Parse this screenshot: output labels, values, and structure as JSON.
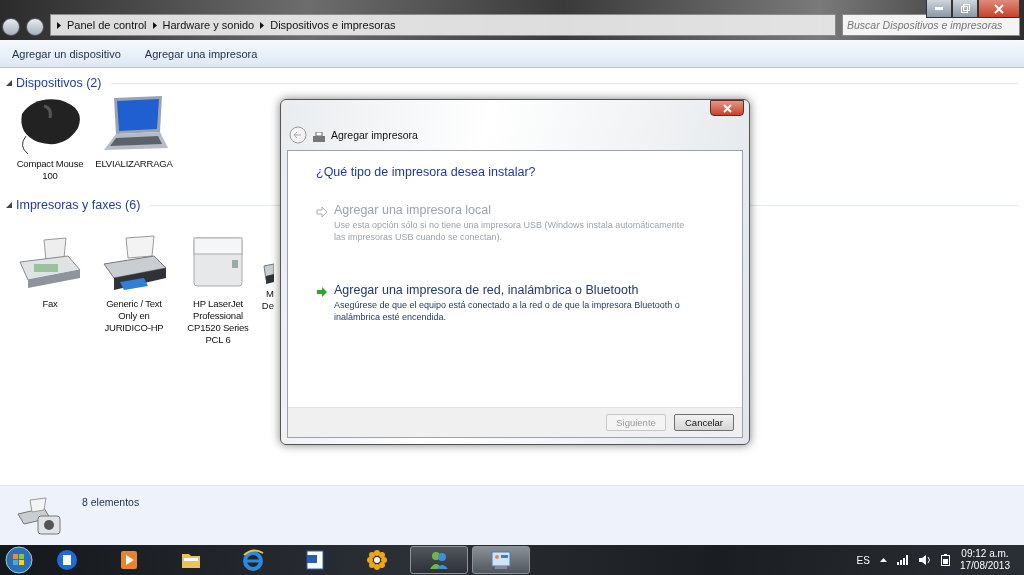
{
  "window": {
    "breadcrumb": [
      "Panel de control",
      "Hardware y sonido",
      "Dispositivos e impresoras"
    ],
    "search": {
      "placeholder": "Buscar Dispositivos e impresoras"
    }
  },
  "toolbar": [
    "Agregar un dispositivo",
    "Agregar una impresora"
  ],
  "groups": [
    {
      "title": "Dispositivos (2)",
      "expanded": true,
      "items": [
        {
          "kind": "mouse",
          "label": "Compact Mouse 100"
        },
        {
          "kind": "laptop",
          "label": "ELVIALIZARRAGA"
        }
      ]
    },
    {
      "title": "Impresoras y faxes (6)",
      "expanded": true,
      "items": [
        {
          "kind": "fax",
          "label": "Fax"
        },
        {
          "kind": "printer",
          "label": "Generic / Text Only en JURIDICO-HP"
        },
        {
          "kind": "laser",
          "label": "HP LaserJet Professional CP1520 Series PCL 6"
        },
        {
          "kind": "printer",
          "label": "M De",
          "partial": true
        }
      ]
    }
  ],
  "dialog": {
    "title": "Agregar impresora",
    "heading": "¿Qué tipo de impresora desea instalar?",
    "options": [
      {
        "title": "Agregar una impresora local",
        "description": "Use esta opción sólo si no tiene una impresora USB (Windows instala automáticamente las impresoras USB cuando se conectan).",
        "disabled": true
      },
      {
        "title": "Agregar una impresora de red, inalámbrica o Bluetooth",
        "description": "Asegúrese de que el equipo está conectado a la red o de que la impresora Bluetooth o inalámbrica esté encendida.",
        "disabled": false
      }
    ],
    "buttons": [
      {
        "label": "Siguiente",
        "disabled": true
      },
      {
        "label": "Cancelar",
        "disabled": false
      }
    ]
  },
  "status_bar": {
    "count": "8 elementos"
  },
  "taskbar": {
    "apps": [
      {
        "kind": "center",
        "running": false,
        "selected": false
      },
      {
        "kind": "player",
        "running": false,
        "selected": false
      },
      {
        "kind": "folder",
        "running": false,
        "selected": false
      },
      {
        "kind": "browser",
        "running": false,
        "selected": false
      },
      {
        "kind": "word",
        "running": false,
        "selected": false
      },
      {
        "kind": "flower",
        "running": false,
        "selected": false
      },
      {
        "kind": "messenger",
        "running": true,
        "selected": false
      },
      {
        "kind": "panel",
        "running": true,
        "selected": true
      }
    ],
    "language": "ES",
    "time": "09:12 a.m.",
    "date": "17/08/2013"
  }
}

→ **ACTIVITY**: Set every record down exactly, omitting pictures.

→ **TASK OUTPUT**:
Parse this screenshot: output labels, values, and structure as JSON.
{
  "window": {
    "breadcrumb": [
      "Panel de control",
      "Hardware y sonido",
      "Dispositivos e impresoras"
    ],
    "search": {
      "placeholder": "Buscar Dispositivos e impresoras"
    }
  },
  "toolbar": [
    "Agregar un dispositivo",
    "Agregar una impresora"
  ],
  "groups": [
    {
      "title": "Dispositivos (2)",
      "expanded": true,
      "items": [
        {
          "kind": "mouse",
          "label": "Compact Mouse 100"
        },
        {
          "kind": "laptop",
          "label": "ELVIALIZARRAGA"
        }
      ]
    },
    {
      "title": "Impresoras y faxes (6)",
      "expanded": true,
      "items": [
        {
          "kind": "fax",
          "label": "Fax"
        },
        {
          "kind": "printer",
          "label": "Generic / Text Only en JURIDICO-HP"
        },
        {
          "kind": "laser",
          "label": "HP LaserJet Professional CP1520 Series PCL 6"
        },
        {
          "kind": "printer",
          "label": "M De",
          "partial": true
        }
      ]
    }
  ],
  "dialog": {
    "title": "Agregar impresora",
    "heading": "¿Qué tipo de impresora desea instalar?",
    "options": [
      {
        "title": "Agregar una impresora local",
        "description": "Use esta opción sólo si no tiene una impresora USB (Windows instala automáticamente las impresoras USB cuando se conectan).",
        "disabled": true
      },
      {
        "title": "Agregar una impresora de red, inalámbrica o Bluetooth",
        "description": "Asegúrese de que el equipo está conectado a la red o de que la impresora Bluetooth o inalámbrica esté encendida.",
        "disabled": false
      }
    ],
    "buttons": [
      {
        "label": "Siguiente",
        "disabled": true
      },
      {
        "label": "Cancelar",
        "disabled": false
      }
    ]
  },
  "status_bar": {
    "count": "8 elementos"
  },
  "taskbar": {
    "apps": [
      {
        "kind": "center",
        "running": false,
        "selected": false
      },
      {
        "kind": "player",
        "running": false,
        "selected": false
      },
      {
        "kind": "folder",
        "running": false,
        "selected": false
      },
      {
        "kind": "browser",
        "running": false,
        "selected": false
      },
      {
        "kind": "word",
        "running": false,
        "selected": false
      },
      {
        "kind": "flower",
        "running": false,
        "selected": false
      },
      {
        "kind": "messenger",
        "running": true,
        "selected": false
      },
      {
        "kind": "panel",
        "running": true,
        "selected": true
      }
    ],
    "language": "ES",
    "time": "09:12 a.m.",
    "date": "17/08/2013"
  }
}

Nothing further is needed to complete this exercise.